◆ Your assignment:
A verbatim copy of every entry is required. Produce it now.

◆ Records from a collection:
__________
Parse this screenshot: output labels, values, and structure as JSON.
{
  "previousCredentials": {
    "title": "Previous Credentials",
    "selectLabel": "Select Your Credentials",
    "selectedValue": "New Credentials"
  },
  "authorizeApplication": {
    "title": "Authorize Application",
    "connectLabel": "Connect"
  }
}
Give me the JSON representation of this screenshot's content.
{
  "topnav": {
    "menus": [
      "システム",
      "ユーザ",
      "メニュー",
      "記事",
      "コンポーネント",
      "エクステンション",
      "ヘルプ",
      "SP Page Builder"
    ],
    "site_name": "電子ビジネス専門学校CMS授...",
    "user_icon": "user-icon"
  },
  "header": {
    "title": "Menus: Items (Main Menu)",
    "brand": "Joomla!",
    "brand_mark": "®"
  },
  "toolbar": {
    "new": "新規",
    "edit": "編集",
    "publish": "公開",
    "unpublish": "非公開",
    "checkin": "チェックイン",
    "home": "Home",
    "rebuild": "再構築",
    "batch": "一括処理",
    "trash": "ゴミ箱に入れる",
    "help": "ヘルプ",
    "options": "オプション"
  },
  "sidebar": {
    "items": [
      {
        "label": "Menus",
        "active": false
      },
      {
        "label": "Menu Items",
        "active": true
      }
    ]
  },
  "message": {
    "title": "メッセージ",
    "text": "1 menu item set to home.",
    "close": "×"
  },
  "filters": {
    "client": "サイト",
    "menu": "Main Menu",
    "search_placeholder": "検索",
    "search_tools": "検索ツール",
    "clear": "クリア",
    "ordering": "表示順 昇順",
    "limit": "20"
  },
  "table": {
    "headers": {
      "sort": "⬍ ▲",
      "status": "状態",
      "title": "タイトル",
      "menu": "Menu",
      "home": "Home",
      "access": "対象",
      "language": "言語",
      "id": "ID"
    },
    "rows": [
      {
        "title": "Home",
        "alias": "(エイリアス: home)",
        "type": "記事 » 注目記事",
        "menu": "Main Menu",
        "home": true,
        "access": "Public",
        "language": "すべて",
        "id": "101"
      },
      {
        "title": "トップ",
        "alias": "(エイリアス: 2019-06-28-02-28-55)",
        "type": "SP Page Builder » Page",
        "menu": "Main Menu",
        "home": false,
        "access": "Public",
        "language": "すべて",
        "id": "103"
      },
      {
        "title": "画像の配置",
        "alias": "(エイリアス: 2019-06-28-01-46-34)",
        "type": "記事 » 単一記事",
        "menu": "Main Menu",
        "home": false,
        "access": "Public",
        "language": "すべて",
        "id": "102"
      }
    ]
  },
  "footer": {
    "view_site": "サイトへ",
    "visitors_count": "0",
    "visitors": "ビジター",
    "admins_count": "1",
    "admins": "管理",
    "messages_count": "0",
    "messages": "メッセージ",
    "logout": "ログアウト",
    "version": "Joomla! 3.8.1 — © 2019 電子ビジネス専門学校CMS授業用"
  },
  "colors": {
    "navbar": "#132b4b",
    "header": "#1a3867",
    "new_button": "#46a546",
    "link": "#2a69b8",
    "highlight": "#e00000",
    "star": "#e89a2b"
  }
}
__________
◆ Result of this task:
Parse this screenshot: output labels, values, and structure as JSON.
{
  "previousCredentials": {
    "title": "Previous Credentials",
    "selectLabel": "Select Your Credentials",
    "selectedValue": "New Credentials"
  },
  "authorizeApplication": {
    "title": "Authorize Application",
    "connectLabel": "Connect"
  }
}
Give me the JSON representation of this screenshot's content.
{
  "topnav": {
    "menus": [
      "システム",
      "ユーザ",
      "メニュー",
      "記事",
      "コンポーネント",
      "エクステンション",
      "ヘルプ",
      "SP Page Builder"
    ],
    "site_name": "電子ビジネス専門学校CMS授...",
    "user_icon": "user-icon"
  },
  "header": {
    "title": "Menus: Items (Main Menu)",
    "brand": "Joomla!",
    "brand_mark": "®"
  },
  "toolbar": {
    "new": "新規",
    "edit": "編集",
    "publish": "公開",
    "unpublish": "非公開",
    "checkin": "チェックイン",
    "home": "Home",
    "rebuild": "再構築",
    "batch": "一括処理",
    "trash": "ゴミ箱に入れる",
    "help": "ヘルプ",
    "options": "オプション"
  },
  "sidebar": {
    "items": [
      {
        "label": "Menus",
        "active": false
      },
      {
        "label": "Menu Items",
        "active": true
      }
    ]
  },
  "message": {
    "title": "メッセージ",
    "text": "1 menu item set to home.",
    "close": "×"
  },
  "filters": {
    "client": "サイト",
    "menu": "Main Menu",
    "search_placeholder": "検索",
    "search_tools": "検索ツール",
    "clear": "クリア",
    "ordering": "表示順 昇順",
    "limit": "20"
  },
  "table": {
    "headers": {
      "sort": "⬍ ▲",
      "status": "状態",
      "title": "タイトル",
      "menu": "Menu",
      "home": "Home",
      "access": "対象",
      "language": "言語",
      "id": "ID"
    },
    "rows": [
      {
        "title": "Home",
        "alias": "(エイリアス: home)",
        "type": "記事 » 注目記事",
        "menu": "Main Menu",
        "home": true,
        "access": "Public",
        "language": "すべて",
        "id": "101"
      },
      {
        "title": "トップ",
        "alias": "(エイリアス: 2019-06-28-02-28-55)",
        "type": "SP Page Builder » Page",
        "menu": "Main Menu",
        "home": false,
        "access": "Public",
        "language": "すべて",
        "id": "103"
      },
      {
        "title": "画像の配置",
        "alias": "(エイリアス: 2019-06-28-01-46-34)",
        "type": "記事 » 単一記事",
        "menu": "Main Menu",
        "home": false,
        "access": "Public",
        "language": "すべて",
        "id": "102"
      }
    ]
  },
  "footer": {
    "view_site": "サイトへ",
    "visitors_count": "0",
    "visitors": "ビジター",
    "admins_count": "1",
    "admins": "管理",
    "messages_count": "0",
    "messages": "メッセージ",
    "logout": "ログアウト",
    "version": "Joomla! 3.8.1 — © 2019 電子ビジネス専門学校CMS授業用"
  },
  "colors": {
    "navbar": "#132b4b",
    "header": "#1a3867",
    "new_button": "#46a546",
    "link": "#2a69b8",
    "highlight": "#e00000",
    "star": "#e89a2b"
  }
}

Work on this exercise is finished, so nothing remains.